Yes. There could be a variety of reasons that would allow a state to require a company to register for, collect, and remit sales tax in a particular state. In most cases, the reasons for a state being able to exert this type of requirement may have nothing to do with nexus. For example, several states require companies who desire to obtain a contract with the state government that all related entities must register with the state and agree to collect and remit sales tax on sales made in that state.
Another way states require non-resident companies to become compliant with the state's sales tax laws is in the area of drop-shipments. A standard drop shipment involves the retailer's supplier shipping materials directly to the customer of the retailer. If this shipment takes place in a state where neither the supplier nor the retailer have nexus, the customer may be the only party the destination state could hold liable for the tax. If, however, the supplier has nexus in the destination state, the supplier will be required to charge the retailer sales tax on the sale unless the retailer can present the suppler a "resale exemption certificate" for the sale.
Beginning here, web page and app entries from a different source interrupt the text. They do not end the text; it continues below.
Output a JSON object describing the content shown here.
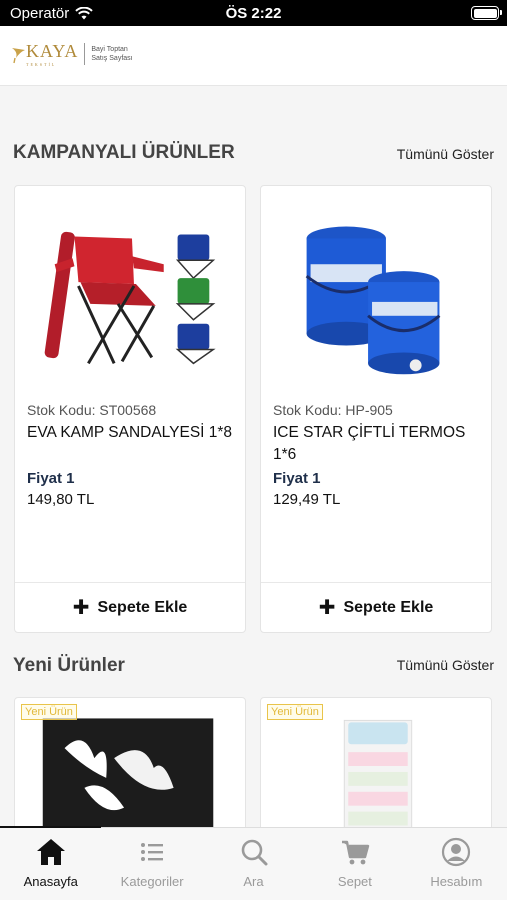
{
  "status": {
    "carrier": "Operatör",
    "time": "ÖS 2:22"
  },
  "header": {
    "logo_text": "KAYA",
    "logo_sub": "TEKSTİL",
    "tagline_1": "Bayi Toptan",
    "tagline_2": "Satış Sayfası"
  },
  "campaign": {
    "title": "KAMPANYALI ÜRÜNLER",
    "show_all": "Tümünü Göster",
    "products": [
      {
        "code": "Stok Kodu: ST00568",
        "name": "EVA KAMP SANDALYESİ 1*8",
        "price_label": "Fiyat 1",
        "price": "149,80 TL",
        "cart_label": "Sepete Ekle"
      },
      {
        "code": "Stok Kodu: HP-905",
        "name": "ICE STAR ÇİFTLİ TERMOS 1*6",
        "price_label": "Fiyat 1",
        "price": "129,49 TL",
        "cart_label": "Sepete Ekle"
      }
    ]
  },
  "new_products": {
    "title": "Yeni Ürünler",
    "show_all": "Tümünü Göster",
    "badge": "Yeni Ürün"
  },
  "tabs": [
    {
      "label": "Anasayfa",
      "icon": "home-icon"
    },
    {
      "label": "Kategoriler",
      "icon": "list-icon"
    },
    {
      "label": "Ara",
      "icon": "search-icon"
    },
    {
      "label": "Sepet",
      "icon": "cart-icon"
    },
    {
      "label": "Hesabım",
      "icon": "account-icon"
    }
  ],
  "colors": {
    "price_label": "#1f2f4a",
    "badge": "#e2b93a",
    "brand": "#b08a3a"
  }
}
In most cases, the retailer does not want to pay the supplier tax since the tax charged would be on the wholesale price and would increase its cost of sales.
To avoid being charged the tax, the retailer will likely be required to provide the supplier a resale certificate with a registration number issued from the state where the shipment is destined. To obtain such a number, the retailer will need to register with the state. Once registered, you will be required to collect the tax on its taxable sales to the customer. Therefore, even though the retailer does not have nexus, for it to avoid being taxed on its wholesale price of the goods delivered, it is likely that the state will require it to register and collect the tax.
Learn more on when you should register in a state with our infographic.
7. If my business eliminates its nexus in a state, can we stop filing returns?
Eventually, yes. Once nexus is established, states usually require that the registered company collect and remit the sales tax for at least 1 year. Most of these decisions have been informally developed and are not found in statute. Requiring a company to collect sales tax and file returns after nexus is terminated is recognition by the states that the market development activities created in the states when nexus existed has a residual affect that will last for some period of time. From personal experience, it can be somewhat difficult to cancel a registration with a state once a company is registered. In most cases, once nexus is established and a business is established in a particular state, there is a greater chance that business will expand in that state and not decrease.
If you have more questions or would just rather pass on the responsibility of sales tax to someone else, reach out. With TaxConnex, sales tax is all on us. Looking for more frequently asked questions? Check out our FAQ page.